Reprint the listing. Every line must match the original exactly.

--*--

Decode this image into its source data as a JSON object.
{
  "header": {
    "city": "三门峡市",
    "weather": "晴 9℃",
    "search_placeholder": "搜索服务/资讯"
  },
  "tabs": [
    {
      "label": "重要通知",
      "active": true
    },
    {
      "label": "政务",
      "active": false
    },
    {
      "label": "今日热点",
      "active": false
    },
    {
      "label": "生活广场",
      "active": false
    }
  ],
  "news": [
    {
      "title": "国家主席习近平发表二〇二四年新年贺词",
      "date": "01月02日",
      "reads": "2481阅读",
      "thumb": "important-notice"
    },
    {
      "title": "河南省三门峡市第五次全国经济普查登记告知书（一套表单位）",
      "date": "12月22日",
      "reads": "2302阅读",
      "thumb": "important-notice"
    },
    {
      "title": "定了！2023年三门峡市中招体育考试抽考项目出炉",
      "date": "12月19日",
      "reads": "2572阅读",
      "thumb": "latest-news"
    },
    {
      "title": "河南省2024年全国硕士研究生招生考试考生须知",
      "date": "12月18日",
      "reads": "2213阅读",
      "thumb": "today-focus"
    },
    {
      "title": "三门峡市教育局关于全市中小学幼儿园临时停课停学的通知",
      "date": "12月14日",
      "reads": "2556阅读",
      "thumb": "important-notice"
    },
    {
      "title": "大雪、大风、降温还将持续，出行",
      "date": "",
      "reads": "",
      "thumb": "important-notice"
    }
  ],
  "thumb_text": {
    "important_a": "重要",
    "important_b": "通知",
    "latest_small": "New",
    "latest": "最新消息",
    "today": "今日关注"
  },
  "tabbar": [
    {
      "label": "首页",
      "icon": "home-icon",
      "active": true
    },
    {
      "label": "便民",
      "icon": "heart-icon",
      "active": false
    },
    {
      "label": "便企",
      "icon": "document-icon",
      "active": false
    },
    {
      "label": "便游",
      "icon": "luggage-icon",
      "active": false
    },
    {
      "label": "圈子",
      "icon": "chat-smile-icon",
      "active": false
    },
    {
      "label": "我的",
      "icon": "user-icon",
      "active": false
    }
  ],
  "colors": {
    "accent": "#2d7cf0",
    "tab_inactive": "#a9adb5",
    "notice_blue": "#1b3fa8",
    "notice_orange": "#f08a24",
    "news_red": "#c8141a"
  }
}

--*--

### Solution to the problem
Decode this image into its source data as a JSON object.
{
  "header": {
    "city": "三门峡市",
    "weather": "晴 9℃",
    "search_placeholder": "搜索服务/资讯"
  },
  "tabs": [
    {
      "label": "重要通知",
      "active": true
    },
    {
      "label": "政务",
      "active": false
    },
    {
      "label": "今日热点",
      "active": false
    },
    {
      "label": "生活广场",
      "active": false
    }
  ],
  "news": [
    {
      "title": "国家主席习近平发表二〇二四年新年贺词",
      "date": "01月02日",
      "reads": "2481阅读",
      "thumb": "important-notice"
    },
    {
      "title": "河南省三门峡市第五次全国经济普查登记告知书（一套表单位）",
      "date": "12月22日",
      "reads": "2302阅读",
      "thumb": "important-notice"
    },
    {
      "title": "定了！2023年三门峡市中招体育考试抽考项目出炉",
      "date": "12月19日",
      "reads": "2572阅读",
      "thumb": "latest-news"
    },
    {
      "title": "河南省2024年全国硕士研究生招生考试考生须知",
      "date": "12月18日",
      "reads": "2213阅读",
      "thumb": "today-focus"
    },
    {
      "title": "三门峡市教育局关于全市中小学幼儿园临时停课停学的通知",
      "date": "12月14日",
      "reads": "2556阅读",
      "thumb": "important-notice"
    },
    {
      "title": "大雪、大风、降温还将持续，出行",
      "date": "",
      "reads": "",
      "thumb": "important-notice"
    }
  ],
  "thumb_text": {
    "important_a": "重要",
    "important_b": "通知",
    "latest_small": "New",
    "latest": "最新消息",
    "today": "今日关注"
  },
  "tabbar": [
    {
      "label": "首页",
      "icon": "home-icon",
      "active": true
    },
    {
      "label": "便民",
      "icon": "heart-icon",
      "active": false
    },
    {
      "label": "便企",
      "icon": "document-icon",
      "active": false
    },
    {
      "label": "便游",
      "icon": "luggage-icon",
      "active": false
    },
    {
      "label": "圈子",
      "icon": "chat-smile-icon",
      "active": false
    },
    {
      "label": "我的",
      "icon": "user-icon",
      "active": false
    }
  ],
  "colors": {
    "accent": "#2d7cf0",
    "tab_inactive": "#a9adb5",
    "notice_blue": "#1b3fa8",
    "notice_orange": "#f08a24",
    "news_red": "#c8141a"
  }
}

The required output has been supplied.